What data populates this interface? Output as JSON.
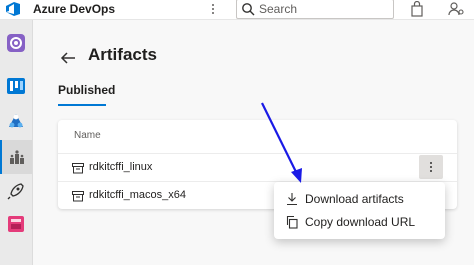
{
  "header": {
    "app_title": "Azure DevOps",
    "search_placeholder": "Search",
    "icons": [
      "azure-devops-logo",
      "more-vertical-icon",
      "search-icon",
      "shopping-bag-icon",
      "user-settings-icon"
    ]
  },
  "sidebar": {
    "items": [
      {
        "name": "project-overview",
        "icon": "project-avatar-icon"
      },
      {
        "name": "boards",
        "icon": "boards-icon"
      },
      {
        "name": "repos",
        "icon": "repos-icon"
      },
      {
        "name": "artifacts",
        "icon": "artifacts-icon",
        "active": true
      },
      {
        "name": "pipelines",
        "icon": "rocket-icon"
      },
      {
        "name": "test-plans",
        "icon": "test-plans-icon"
      }
    ]
  },
  "page": {
    "title": "Artifacts",
    "tabs": [
      {
        "label": "Published",
        "selected": true
      }
    ]
  },
  "table": {
    "column_header": "Name",
    "rows": [
      {
        "name": "rdkitcffi_linux"
      },
      {
        "name": "rdkitcffi_macos_x64"
      }
    ]
  },
  "context_menu": {
    "items": [
      {
        "label": "Download artifacts",
        "icon": "download-icon"
      },
      {
        "label": "Copy download URL",
        "icon": "copy-icon"
      }
    ]
  },
  "colors": {
    "accent": "#0078d4",
    "annotation_arrow": "#1a1ae6"
  }
}
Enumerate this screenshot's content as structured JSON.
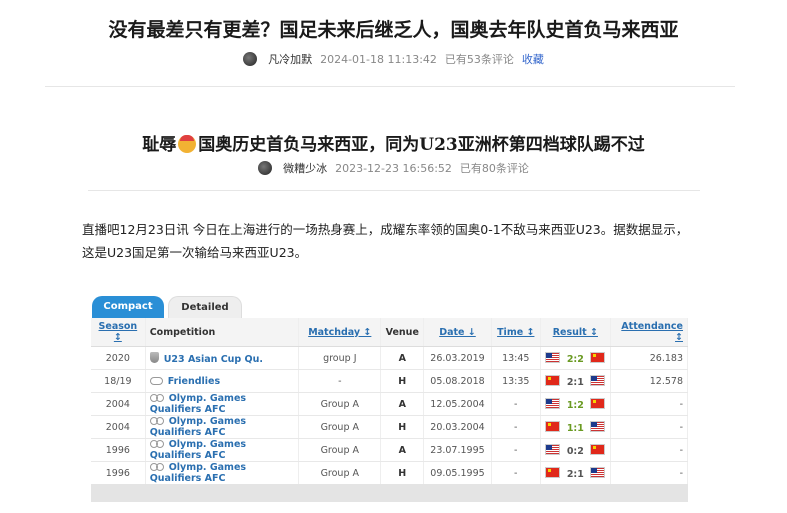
{
  "article": {
    "title": "没有最差只有更差？国足未来后继乏人，国奥去年队史首负马来西亚",
    "author": "凡冷加默",
    "datetime": "2024-01-18 11:13:42",
    "comments": "已有53条评论",
    "favorite": "收藏"
  },
  "embedded": {
    "title_prefix": "耻辱",
    "title_suffix": "国奥历史首负马来西亚，同为U23亚洲杯第四档球队踢不过",
    "author": "微糟少冰",
    "datetime": "2023-12-23 16:56:52",
    "comments": "已有80条评论"
  },
  "body_text": "直播吧12月23日讯 今日在上海进行的一场热身赛上，成耀东率领的国奥0-1不敌马来西亚U23。据数据显示，这是U23国足第一次输给马来西亚U23。",
  "tabs": {
    "compact": "Compact",
    "detailed": "Detailed"
  },
  "table": {
    "headers": {
      "season": "Season ↕",
      "competition": "Competition",
      "matchday": "Matchday ↕",
      "venue": "Venue",
      "date": "Date ↓",
      "time": "Time ↕",
      "result": "Result ↕",
      "attendance": "Attendance ↕"
    },
    "rows": [
      {
        "season": "2020",
        "competition": "U23 Asian Cup Qu.",
        "icon": "cup-icon",
        "matchday": "group J",
        "venue": "A",
        "date": "26.03.2019",
        "time": "13:45",
        "home_flag": "flag-malaysia",
        "score": "2:2",
        "away_flag": "flag-china",
        "attendance": "26.183"
      },
      {
        "season": "18/19",
        "competition": "Friendlies",
        "icon": "handshake-icon",
        "matchday": "-",
        "venue": "H",
        "date": "05.08.2018",
        "time": "13:35",
        "home_flag": "flag-china",
        "score": "2:1",
        "away_flag": "flag-malaysia",
        "attendance": "12.578"
      },
      {
        "season": "2004",
        "competition": "Olymp. Games Qualifiers AFC",
        "icon": "olympic-rings-icon",
        "matchday": "Group A",
        "venue": "A",
        "date": "12.05.2004",
        "time": "-",
        "home_flag": "flag-malaysia",
        "score": "1:2",
        "away_flag": "flag-china",
        "attendance": "-"
      },
      {
        "season": "2004",
        "competition": "Olymp. Games Qualifiers AFC",
        "icon": "olympic-rings-icon",
        "matchday": "Group A",
        "venue": "H",
        "date": "20.03.2004",
        "time": "-",
        "home_flag": "flag-china",
        "score": "1:1",
        "away_flag": "flag-malaysia",
        "attendance": "-"
      },
      {
        "season": "1996",
        "competition": "Olymp. Games Qualifiers AFC",
        "icon": "olympic-rings-icon",
        "matchday": "Group A",
        "venue": "A",
        "date": "23.07.1995",
        "time": "-",
        "home_flag": "flag-malaysia",
        "score": "0:2",
        "away_flag": "flag-china",
        "attendance": "-"
      },
      {
        "season": "1996",
        "competition": "Olymp. Games Qualifiers AFC",
        "icon": "olympic-rings-icon",
        "matchday": "Group A",
        "venue": "H",
        "date": "09.05.1995",
        "time": "-",
        "home_flag": "flag-china",
        "score": "2:1",
        "away_flag": "flag-malaysia",
        "attendance": "-"
      }
    ]
  },
  "colors": {
    "tab_active": "#2a8fd6",
    "link": "#2a6fb0",
    "draw_score": "#6a9a22"
  }
}
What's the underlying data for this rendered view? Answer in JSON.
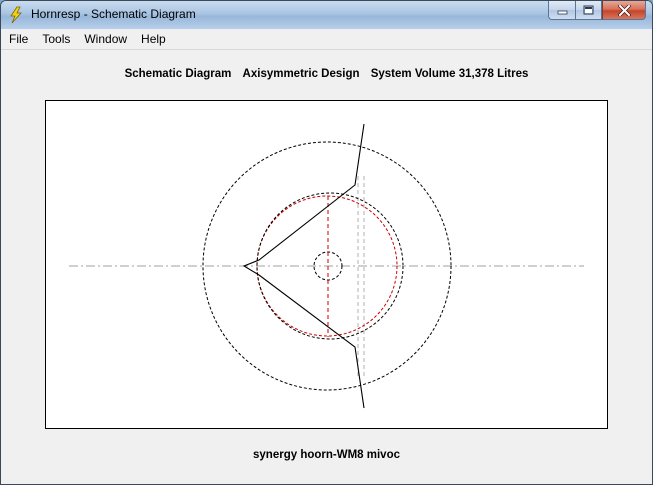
{
  "window": {
    "title": "Hornresp - Schematic Diagram"
  },
  "menu": {
    "items": [
      "File",
      "Tools",
      "Window",
      "Help"
    ]
  },
  "caption_buttons": {
    "minimize_icon": "minimize-icon",
    "maximize_icon": "maximize-icon",
    "close_icon": "close-icon"
  },
  "diagram": {
    "heading": {
      "part1": "Schematic Diagram",
      "part2": "Axisymmetric Design",
      "part3": "System Volume 31,378 Litres"
    },
    "footer": "synergy hoorn-WM8 mivoc",
    "colors": {
      "profile": "#000000",
      "outer_circle": "#000000",
      "inner_red": "#cc0000",
      "centerline": "#a0a0a0",
      "verticals": "#b0b0b0"
    }
  }
}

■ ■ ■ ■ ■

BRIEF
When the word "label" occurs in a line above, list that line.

OUTPUT OF THE EXERCISE
        "label": "Published",
        "label": "Download artifacts",
        "label": "Copy download URL",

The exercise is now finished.